This update confirms the findings of the original review. Contracting out probably reduces individual out-of-pocket spending on curative care (moderate-certainty evidence), but probably makes little or no difference in other health utilisation or service delivery outcomes (moderate- to low-certainty evidence). Therefore, contracting out programmes may be no better or worse than government-provided services, although additional rigorously designed studies may change this result. The literature provides many examples of contracting out programmes, which implies that this is a feasible response when governments fail to provide good clinical health care. Future contracting out programmes should be framed within a rigorous study design to allow valid and reliable measures of their effects. Such studies should include qualitative research that assesses the views of programme implementers and beneficiaries, and records implementation mechanisms.

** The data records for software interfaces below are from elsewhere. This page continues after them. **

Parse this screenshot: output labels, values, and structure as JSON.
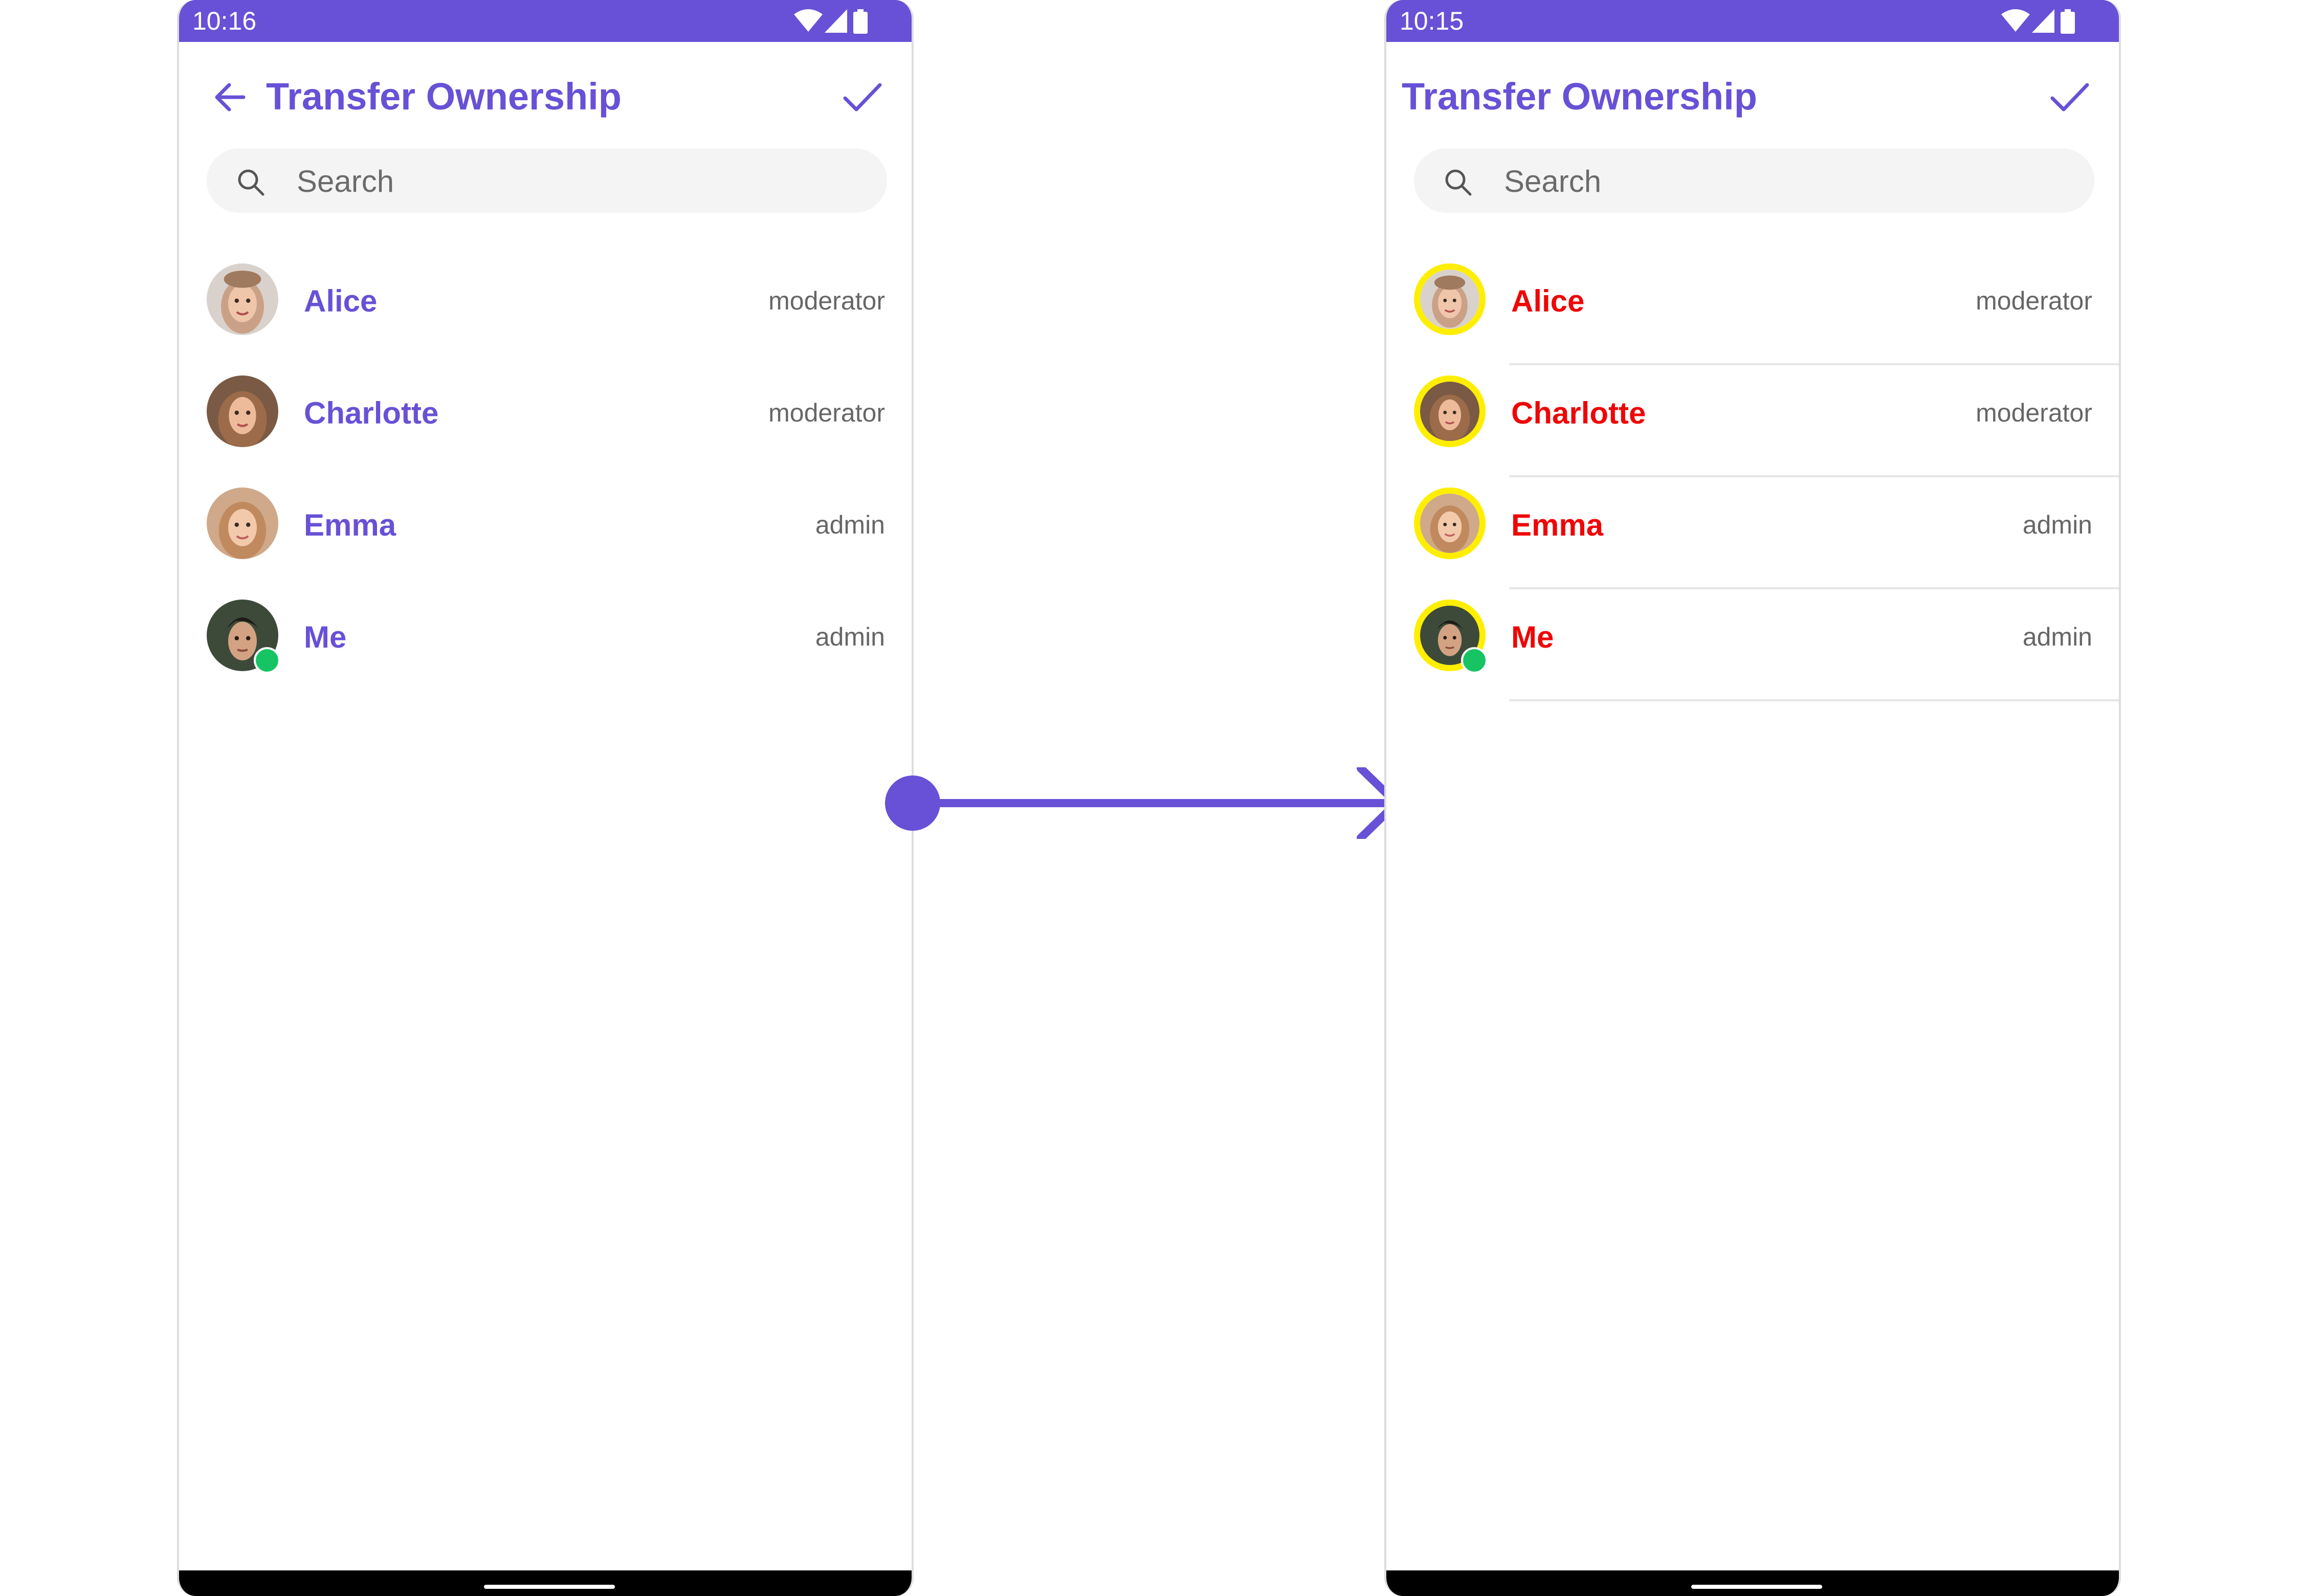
{
  "screens": {
    "left": {
      "status_time": "10:16",
      "title": "Transfer Ownership",
      "search_placeholder": "Search",
      "members": [
        {
          "name": "Alice",
          "role": "moderator",
          "online": false
        },
        {
          "name": "Charlotte",
          "role": "moderator",
          "online": false
        },
        {
          "name": "Emma",
          "role": "admin",
          "online": false
        },
        {
          "name": "Me",
          "role": "admin",
          "online": true
        }
      ]
    },
    "right": {
      "status_time": "10:15",
      "title": "Transfer Ownership",
      "search_placeholder": "Search",
      "members": [
        {
          "name": "Alice",
          "role": "moderator",
          "online": false
        },
        {
          "name": "Charlotte",
          "role": "moderator",
          "online": false
        },
        {
          "name": "Emma",
          "role": "admin",
          "online": false
        },
        {
          "name": "Me",
          "role": "admin",
          "online": true
        }
      ]
    }
  },
  "icons": {
    "back": "arrow-left-icon",
    "confirm": "check-icon",
    "search": "search-icon",
    "transition": "arrow-right-icon",
    "status": [
      "wifi-icon",
      "signal-icon",
      "battery-icon"
    ]
  },
  "colors": {
    "primary": "#6851d6",
    "custom_name": "#ef0606",
    "avatar_border": "#ffee00",
    "online": "#16c463",
    "role_text": "#666666",
    "search_bg": "#f4f4f4"
  }
}
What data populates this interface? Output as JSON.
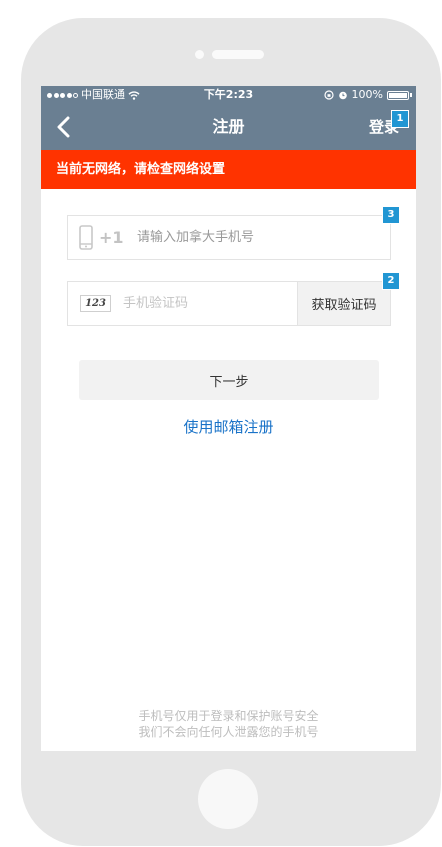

This approach may reveal enablers for, and barriers to, successful implementation of such programmes.
Contracting out of governmental health services is a financing strategy that governs the way in which public sector funds are used to have services delivered by non-governmental health service providers (NGPs). It represents a contract between the government and an NGP, detailing the mechanisms and conditions by which the latter should provide health care on behalf of the government. Contracting out is intended to improve the delivery and use of healthcare services. This Review updates a Cochrane Review first published in 2009.
To assess effects of contracting out governmental clinical health services to non-governmental service provider/s, on (i) utilisation of clinical health services; (ii) improvement in population health outcomes; (iii) improvement in equity of utilisation of these services; (iv) costs and cost-effectiveness of delivering the services; and (v) improvement in health systems performance.
We searched CENTRAL, MEDLINE, Embase, NHS Economic Evaluation Database, EconLit, ProQuest, and Global Health on 07 April 2017, along with two trials registers - ClinicalTrials.gov and the International Clinical Trials Registry Platform - on 17 November 2017.
Individually randomised and cluster-randomised trials, controlled before-after studies, interrupted time series, and repeated measures studies, comparing government-delivered clinical health services versus those contracted out to NGPs, or comparing different models of non-governmental-delivered clinical health services.
Two authors independently screened all records, extracted data from the included studies and assessed the risk of bias. We calculated the net effect for all outcomes. A positive value favours the intervention whilst a negative value favours the control. Effect estimates are presented with 95% confidence intervals. We used the Grading of Recommendations Assessment, Development and Evaluation (GRADE) approach to assess the certainty of the evidence and we prepared a Summary of Findings table.
We included two studies, a cluster-randomised trial conducted in Cambodia, and a controlled before-after study conducted in Guatemala. Both studies reported that contracting out over 12 months probably makes little or no difference in (i) immunisation uptake of children 12 to 24 months old (moderate-certainty evidence), (ii) the number of women who had more than two antenatal care visits (moderate-certainty evidence), and (iii) female use of contraceptives (moderate-certainty evidence).
The Cambodia trial reported that contracting out may make little or no difference in the mortality over 12 months of children younger than one year of age (net effect = -4.3%, intervention effect P = 0.36, clustered standard error (SE) = 3.0%; low-certainty evidence), nor to the incidence of childhood diarrhoea (net effect = -16.2%, intervention effect P = 0.07, clustered SE = 19.0%; low-certainty evidence). The Cambodia study found that contracting out probably reduces individual out-of-pocket spending over 12 months on curative care (net effect = $ -19.25 (2003 USD), intervention effect P = 0.01, clustered SE = $ 5.12; moderate-certainty evidence). The included studies did not report equity in the use of clinical health services and in adverse effects.